++++ Listed records

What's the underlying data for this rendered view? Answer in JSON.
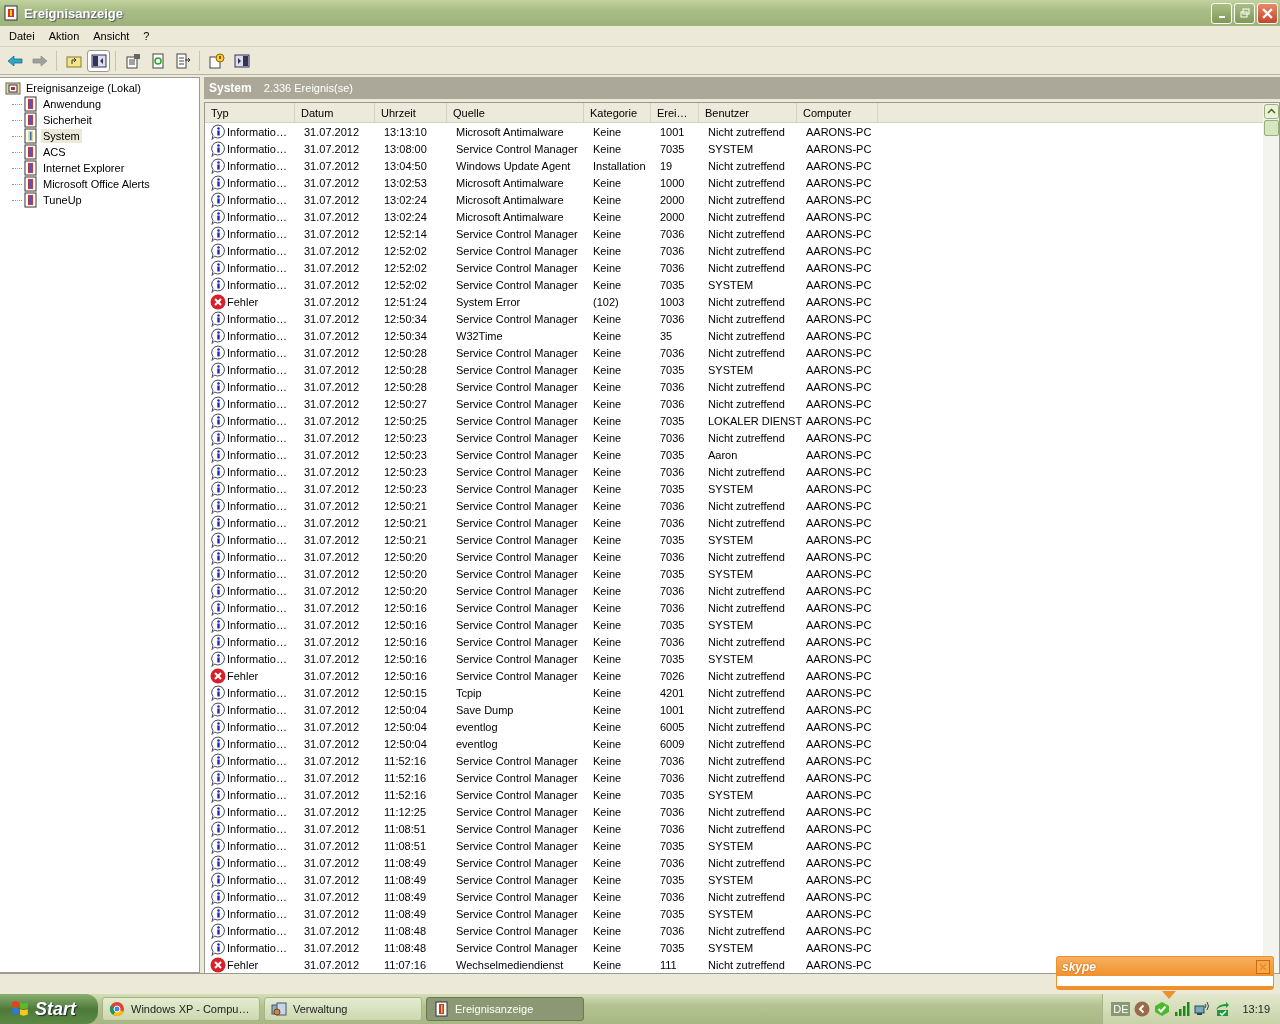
{
  "window": {
    "title": "Ereignisanzeige"
  },
  "menu": [
    "Datei",
    "Aktion",
    "Ansicht",
    "?"
  ],
  "toolbar": [
    {
      "kind": "back",
      "disabled": false
    },
    {
      "kind": "forward",
      "disabled": true
    },
    {
      "kind": "sep"
    },
    {
      "kind": "up"
    },
    {
      "kind": "tree",
      "pressed": true
    },
    {
      "kind": "sep"
    },
    {
      "kind": "properties"
    },
    {
      "kind": "refresh"
    },
    {
      "kind": "export"
    },
    {
      "kind": "sep"
    },
    {
      "kind": "help"
    },
    {
      "kind": "panel"
    }
  ],
  "tree": {
    "label": "Ereignisanzeige (Lokal)",
    "children": [
      {
        "label": "Anwendung",
        "selected": false
      },
      {
        "label": "Sicherheit",
        "selected": false
      },
      {
        "label": "System",
        "selected": true
      },
      {
        "label": "ACS",
        "selected": false
      },
      {
        "label": "Internet Explorer",
        "selected": false
      },
      {
        "label": "Microsoft Office Alerts",
        "selected": false
      },
      {
        "label": "TuneUp",
        "selected": false
      }
    ]
  },
  "panel": {
    "title": "System",
    "count": "2.336 Ereignis(se)"
  },
  "table": {
    "columns": [
      "Typ",
      "Datum",
      "Uhrzeit",
      "Quelle",
      "Kategorie",
      "Erei…",
      "Benutzer",
      "Computer"
    ],
    "rows": [
      {
        "kind": "info",
        "cells": [
          "Informatio…",
          "31.07.2012",
          "13:13:10",
          "Microsoft Antimalware",
          "Keine",
          "1001",
          "Nicht zutreffend",
          "AARONS-PC"
        ]
      },
      {
        "kind": "info",
        "cells": [
          "Informatio…",
          "31.07.2012",
          "13:08:00",
          "Service Control Manager",
          "Keine",
          "7035",
          "SYSTEM",
          "AARONS-PC"
        ]
      },
      {
        "kind": "info",
        "cells": [
          "Informatio…",
          "31.07.2012",
          "13:04:50",
          "Windows Update Agent",
          "Installation",
          "19",
          "Nicht zutreffend",
          "AARONS-PC"
        ]
      },
      {
        "kind": "info",
        "cells": [
          "Informatio…",
          "31.07.2012",
          "13:02:53",
          "Microsoft Antimalware",
          "Keine",
          "1000",
          "Nicht zutreffend",
          "AARONS-PC"
        ]
      },
      {
        "kind": "info",
        "cells": [
          "Informatio…",
          "31.07.2012",
          "13:02:24",
          "Microsoft Antimalware",
          "Keine",
          "2000",
          "Nicht zutreffend",
          "AARONS-PC"
        ]
      },
      {
        "kind": "info",
        "cells": [
          "Informatio…",
          "31.07.2012",
          "13:02:24",
          "Microsoft Antimalware",
          "Keine",
          "2000",
          "Nicht zutreffend",
          "AARONS-PC"
        ]
      },
      {
        "kind": "info",
        "cells": [
          "Informatio…",
          "31.07.2012",
          "12:52:14",
          "Service Control Manager",
          "Keine",
          "7036",
          "Nicht zutreffend",
          "AARONS-PC"
        ]
      },
      {
        "kind": "info",
        "cells": [
          "Informatio…",
          "31.07.2012",
          "12:52:02",
          "Service Control Manager",
          "Keine",
          "7036",
          "Nicht zutreffend",
          "AARONS-PC"
        ]
      },
      {
        "kind": "info",
        "cells": [
          "Informatio…",
          "31.07.2012",
          "12:52:02",
          "Service Control Manager",
          "Keine",
          "7036",
          "Nicht zutreffend",
          "AARONS-PC"
        ]
      },
      {
        "kind": "info",
        "cells": [
          "Informatio…",
          "31.07.2012",
          "12:52:02",
          "Service Control Manager",
          "Keine",
          "7035",
          "SYSTEM",
          "AARONS-PC"
        ]
      },
      {
        "kind": "error",
        "cells": [
          "Fehler",
          "31.07.2012",
          "12:51:24",
          "System Error",
          "(102)",
          "1003",
          "Nicht zutreffend",
          "AARONS-PC"
        ]
      },
      {
        "kind": "info",
        "cells": [
          "Informatio…",
          "31.07.2012",
          "12:50:34",
          "Service Control Manager",
          "Keine",
          "7036",
          "Nicht zutreffend",
          "AARONS-PC"
        ]
      },
      {
        "kind": "info",
        "cells": [
          "Informatio…",
          "31.07.2012",
          "12:50:34",
          "W32Time",
          "Keine",
          "35",
          "Nicht zutreffend",
          "AARONS-PC"
        ]
      },
      {
        "kind": "info",
        "cells": [
          "Informatio…",
          "31.07.2012",
          "12:50:28",
          "Service Control Manager",
          "Keine",
          "7036",
          "Nicht zutreffend",
          "AARONS-PC"
        ]
      },
      {
        "kind": "info",
        "cells": [
          "Informatio…",
          "31.07.2012",
          "12:50:28",
          "Service Control Manager",
          "Keine",
          "7035",
          "SYSTEM",
          "AARONS-PC"
        ]
      },
      {
        "kind": "info",
        "cells": [
          "Informatio…",
          "31.07.2012",
          "12:50:28",
          "Service Control Manager",
          "Keine",
          "7036",
          "Nicht zutreffend",
          "AARONS-PC"
        ]
      },
      {
        "kind": "info",
        "cells": [
          "Informatio…",
          "31.07.2012",
          "12:50:27",
          "Service Control Manager",
          "Keine",
          "7036",
          "Nicht zutreffend",
          "AARONS-PC"
        ]
      },
      {
        "kind": "info",
        "cells": [
          "Informatio…",
          "31.07.2012",
          "12:50:25",
          "Service Control Manager",
          "Keine",
          "7035",
          "LOKALER DIENST",
          "AARONS-PC"
        ]
      },
      {
        "kind": "info",
        "cells": [
          "Informatio…",
          "31.07.2012",
          "12:50:23",
          "Service Control Manager",
          "Keine",
          "7036",
          "Nicht zutreffend",
          "AARONS-PC"
        ]
      },
      {
        "kind": "info",
        "cells": [
          "Informatio…",
          "31.07.2012",
          "12:50:23",
          "Service Control Manager",
          "Keine",
          "7035",
          "Aaron",
          "AARONS-PC"
        ]
      },
      {
        "kind": "info",
        "cells": [
          "Informatio…",
          "31.07.2012",
          "12:50:23",
          "Service Control Manager",
          "Keine",
          "7036",
          "Nicht zutreffend",
          "AARONS-PC"
        ]
      },
      {
        "kind": "info",
        "cells": [
          "Informatio…",
          "31.07.2012",
          "12:50:23",
          "Service Control Manager",
          "Keine",
          "7035",
          "SYSTEM",
          "AARONS-PC"
        ]
      },
      {
        "kind": "info",
        "cells": [
          "Informatio…",
          "31.07.2012",
          "12:50:21",
          "Service Control Manager",
          "Keine",
          "7036",
          "Nicht zutreffend",
          "AARONS-PC"
        ]
      },
      {
        "kind": "info",
        "cells": [
          "Informatio…",
          "31.07.2012",
          "12:50:21",
          "Service Control Manager",
          "Keine",
          "7036",
          "Nicht zutreffend",
          "AARONS-PC"
        ]
      },
      {
        "kind": "info",
        "cells": [
          "Informatio…",
          "31.07.2012",
          "12:50:21",
          "Service Control Manager",
          "Keine",
          "7035",
          "SYSTEM",
          "AARONS-PC"
        ]
      },
      {
        "kind": "info",
        "cells": [
          "Informatio…",
          "31.07.2012",
          "12:50:20",
          "Service Control Manager",
          "Keine",
          "7036",
          "Nicht zutreffend",
          "AARONS-PC"
        ]
      },
      {
        "kind": "info",
        "cells": [
          "Informatio…",
          "31.07.2012",
          "12:50:20",
          "Service Control Manager",
          "Keine",
          "7035",
          "SYSTEM",
          "AARONS-PC"
        ]
      },
      {
        "kind": "info",
        "cells": [
          "Informatio…",
          "31.07.2012",
          "12:50:20",
          "Service Control Manager",
          "Keine",
          "7036",
          "Nicht zutreffend",
          "AARONS-PC"
        ]
      },
      {
        "kind": "info",
        "cells": [
          "Informatio…",
          "31.07.2012",
          "12:50:16",
          "Service Control Manager",
          "Keine",
          "7036",
          "Nicht zutreffend",
          "AARONS-PC"
        ]
      },
      {
        "kind": "info",
        "cells": [
          "Informatio…",
          "31.07.2012",
          "12:50:16",
          "Service Control Manager",
          "Keine",
          "7035",
          "SYSTEM",
          "AARONS-PC"
        ]
      },
      {
        "kind": "info",
        "cells": [
          "Informatio…",
          "31.07.2012",
          "12:50:16",
          "Service Control Manager",
          "Keine",
          "7036",
          "Nicht zutreffend",
          "AARONS-PC"
        ]
      },
      {
        "kind": "info",
        "cells": [
          "Informatio…",
          "31.07.2012",
          "12:50:16",
          "Service Control Manager",
          "Keine",
          "7035",
          "SYSTEM",
          "AARONS-PC"
        ]
      },
      {
        "kind": "error",
        "cells": [
          "Fehler",
          "31.07.2012",
          "12:50:16",
          "Service Control Manager",
          "Keine",
          "7026",
          "Nicht zutreffend",
          "AARONS-PC"
        ]
      },
      {
        "kind": "info",
        "cells": [
          "Informatio…",
          "31.07.2012",
          "12:50:15",
          "Tcpip",
          "Keine",
          "4201",
          "Nicht zutreffend",
          "AARONS-PC"
        ]
      },
      {
        "kind": "info",
        "cells": [
          "Informatio…",
          "31.07.2012",
          "12:50:04",
          "Save Dump",
          "Keine",
          "1001",
          "Nicht zutreffend",
          "AARONS-PC"
        ]
      },
      {
        "kind": "info",
        "cells": [
          "Informatio…",
          "31.07.2012",
          "12:50:04",
          "eventlog",
          "Keine",
          "6005",
          "Nicht zutreffend",
          "AARONS-PC"
        ]
      },
      {
        "kind": "info",
        "cells": [
          "Informatio…",
          "31.07.2012",
          "12:50:04",
          "eventlog",
          "Keine",
          "6009",
          "Nicht zutreffend",
          "AARONS-PC"
        ]
      },
      {
        "kind": "info",
        "cells": [
          "Informatio…",
          "31.07.2012",
          "11:52:16",
          "Service Control Manager",
          "Keine",
          "7036",
          "Nicht zutreffend",
          "AARONS-PC"
        ]
      },
      {
        "kind": "info",
        "cells": [
          "Informatio…",
          "31.07.2012",
          "11:52:16",
          "Service Control Manager",
          "Keine",
          "7036",
          "Nicht zutreffend",
          "AARONS-PC"
        ]
      },
      {
        "kind": "info",
        "cells": [
          "Informatio…",
          "31.07.2012",
          "11:52:16",
          "Service Control Manager",
          "Keine",
          "7035",
          "SYSTEM",
          "AARONS-PC"
        ]
      },
      {
        "kind": "info",
        "cells": [
          "Informatio…",
          "31.07.2012",
          "11:12:25",
          "Service Control Manager",
          "Keine",
          "7036",
          "Nicht zutreffend",
          "AARONS-PC"
        ]
      },
      {
        "kind": "info",
        "cells": [
          "Informatio…",
          "31.07.2012",
          "11:08:51",
          "Service Control Manager",
          "Keine",
          "7036",
          "Nicht zutreffend",
          "AARONS-PC"
        ]
      },
      {
        "kind": "info",
        "cells": [
          "Informatio…",
          "31.07.2012",
          "11:08:51",
          "Service Control Manager",
          "Keine",
          "7035",
          "SYSTEM",
          "AARONS-PC"
        ]
      },
      {
        "kind": "info",
        "cells": [
          "Informatio…",
          "31.07.2012",
          "11:08:49",
          "Service Control Manager",
          "Keine",
          "7036",
          "Nicht zutreffend",
          "AARONS-PC"
        ]
      },
      {
        "kind": "info",
        "cells": [
          "Informatio…",
          "31.07.2012",
          "11:08:49",
          "Service Control Manager",
          "Keine",
          "7035",
          "SYSTEM",
          "AARONS-PC"
        ]
      },
      {
        "kind": "info",
        "cells": [
          "Informatio…",
          "31.07.2012",
          "11:08:49",
          "Service Control Manager",
          "Keine",
          "7036",
          "Nicht zutreffend",
          "AARONS-PC"
        ]
      },
      {
        "kind": "info",
        "cells": [
          "Informatio…",
          "31.07.2012",
          "11:08:49",
          "Service Control Manager",
          "Keine",
          "7035",
          "SYSTEM",
          "AARONS-PC"
        ]
      },
      {
        "kind": "info",
        "cells": [
          "Informatio…",
          "31.07.2012",
          "11:08:48",
          "Service Control Manager",
          "Keine",
          "7036",
          "Nicht zutreffend",
          "AARONS-PC"
        ]
      },
      {
        "kind": "info",
        "cells": [
          "Informatio…",
          "31.07.2012",
          "11:08:48",
          "Service Control Manager",
          "Keine",
          "7035",
          "SYSTEM",
          "AARONS-PC"
        ]
      },
      {
        "kind": "error",
        "cells": [
          "Fehler",
          "31.07.2012",
          "11:07:16",
          "Wechselmediendienst",
          "Keine",
          "111",
          "Nicht zutreffend",
          "AARONS-PC"
        ]
      }
    ]
  },
  "notification": {
    "logo": "skype"
  },
  "taskbar": {
    "start": "Start",
    "tasks": [
      {
        "kind": "browser",
        "label": "Windows XP - Compu…",
        "selected": false
      },
      {
        "kind": "tools",
        "label": "Verwaltung",
        "selected": false
      },
      {
        "kind": "events",
        "label": "Ereignisanzeige",
        "selected": true
      }
    ],
    "language": "DE",
    "clock": "13:19"
  }
}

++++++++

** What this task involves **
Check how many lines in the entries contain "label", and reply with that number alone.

** Task solution **
11